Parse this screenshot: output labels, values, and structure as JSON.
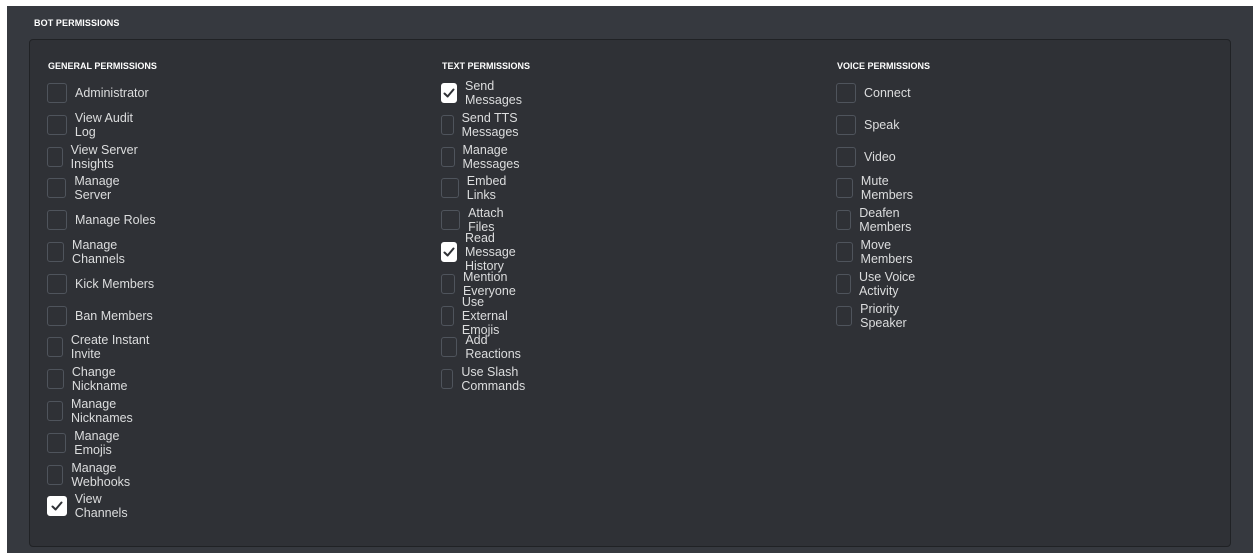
{
  "section_title": "BOT PERMISSIONS",
  "columns": [
    {
      "title": "GENERAL PERMISSIONS",
      "items": [
        {
          "label": "Administrator",
          "checked": false
        },
        {
          "label": "View Audit Log",
          "checked": false
        },
        {
          "label": "View Server Insights",
          "checked": false
        },
        {
          "label": "Manage Server",
          "checked": false
        },
        {
          "label": "Manage Roles",
          "checked": false
        },
        {
          "label": "Manage Channels",
          "checked": false
        },
        {
          "label": "Kick Members",
          "checked": false
        },
        {
          "label": "Ban Members",
          "checked": false
        },
        {
          "label": "Create Instant Invite",
          "checked": false
        },
        {
          "label": "Change Nickname",
          "checked": false
        },
        {
          "label": "Manage Nicknames",
          "checked": false
        },
        {
          "label": "Manage Emojis",
          "checked": false
        },
        {
          "label": "Manage Webhooks",
          "checked": false
        },
        {
          "label": "View Channels",
          "checked": true
        }
      ]
    },
    {
      "title": "TEXT PERMISSIONS",
      "items": [
        {
          "label": "Send Messages",
          "checked": true
        },
        {
          "label": "Send TTS Messages",
          "checked": false
        },
        {
          "label": "Manage Messages",
          "checked": false
        },
        {
          "label": "Embed Links",
          "checked": false
        },
        {
          "label": "Attach Files",
          "checked": false
        },
        {
          "label": "Read Message History",
          "checked": true
        },
        {
          "label": "Mention Everyone",
          "checked": false
        },
        {
          "label": "Use External Emojis",
          "checked": false
        },
        {
          "label": "Add Reactions",
          "checked": false
        },
        {
          "label": "Use Slash Commands",
          "checked": false
        }
      ]
    },
    {
      "title": "VOICE PERMISSIONS",
      "items": [
        {
          "label": "Connect",
          "checked": false
        },
        {
          "label": "Speak",
          "checked": false
        },
        {
          "label": "Video",
          "checked": false
        },
        {
          "label": "Mute Members",
          "checked": false
        },
        {
          "label": "Deafen Members",
          "checked": false
        },
        {
          "label": "Move Members",
          "checked": false
        },
        {
          "label": "Use Voice Activity",
          "checked": false
        },
        {
          "label": "Priority Speaker",
          "checked": false
        }
      ]
    }
  ]
}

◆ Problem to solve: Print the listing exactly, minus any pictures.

◆ Answer section:
Parse this screenshot: output labels, values, and structure as JSON.
{
  "section_title": "BOT PERMISSIONS",
  "columns": [
    {
      "title": "GENERAL PERMISSIONS",
      "items": [
        {
          "label": "Administrator",
          "checked": false
        },
        {
          "label": "View Audit Log",
          "checked": false
        },
        {
          "label": "View Server Insights",
          "checked": false
        },
        {
          "label": "Manage Server",
          "checked": false
        },
        {
          "label": "Manage Roles",
          "checked": false
        },
        {
          "label": "Manage Channels",
          "checked": false
        },
        {
          "label": "Kick Members",
          "checked": false
        },
        {
          "label": "Ban Members",
          "checked": false
        },
        {
          "label": "Create Instant Invite",
          "checked": false
        },
        {
          "label": "Change Nickname",
          "checked": false
        },
        {
          "label": "Manage Nicknames",
          "checked": false
        },
        {
          "label": "Manage Emojis",
          "checked": false
        },
        {
          "label": "Manage Webhooks",
          "checked": false
        },
        {
          "label": "View Channels",
          "checked": true
        }
      ]
    },
    {
      "title": "TEXT PERMISSIONS",
      "items": [
        {
          "label": "Send Messages",
          "checked": true
        },
        {
          "label": "Send TTS Messages",
          "checked": false
        },
        {
          "label": "Manage Messages",
          "checked": false
        },
        {
          "label": "Embed Links",
          "checked": false
        },
        {
          "label": "Attach Files",
          "checked": false
        },
        {
          "label": "Read Message History",
          "checked": true
        },
        {
          "label": "Mention Everyone",
          "checked": false
        },
        {
          "label": "Use External Emojis",
          "checked": false
        },
        {
          "label": "Add Reactions",
          "checked": false
        },
        {
          "label": "Use Slash Commands",
          "checked": false
        }
      ]
    },
    {
      "title": "VOICE PERMISSIONS",
      "items": [
        {
          "label": "Connect",
          "checked": false
        },
        {
          "label": "Speak",
          "checked": false
        },
        {
          "label": "Video",
          "checked": false
        },
        {
          "label": "Mute Members",
          "checked": false
        },
        {
          "label": "Deafen Members",
          "checked": false
        },
        {
          "label": "Move Members",
          "checked": false
        },
        {
          "label": "Use Voice Activity",
          "checked": false
        },
        {
          "label": "Priority Speaker",
          "checked": false
        }
      ]
    }
  ]
}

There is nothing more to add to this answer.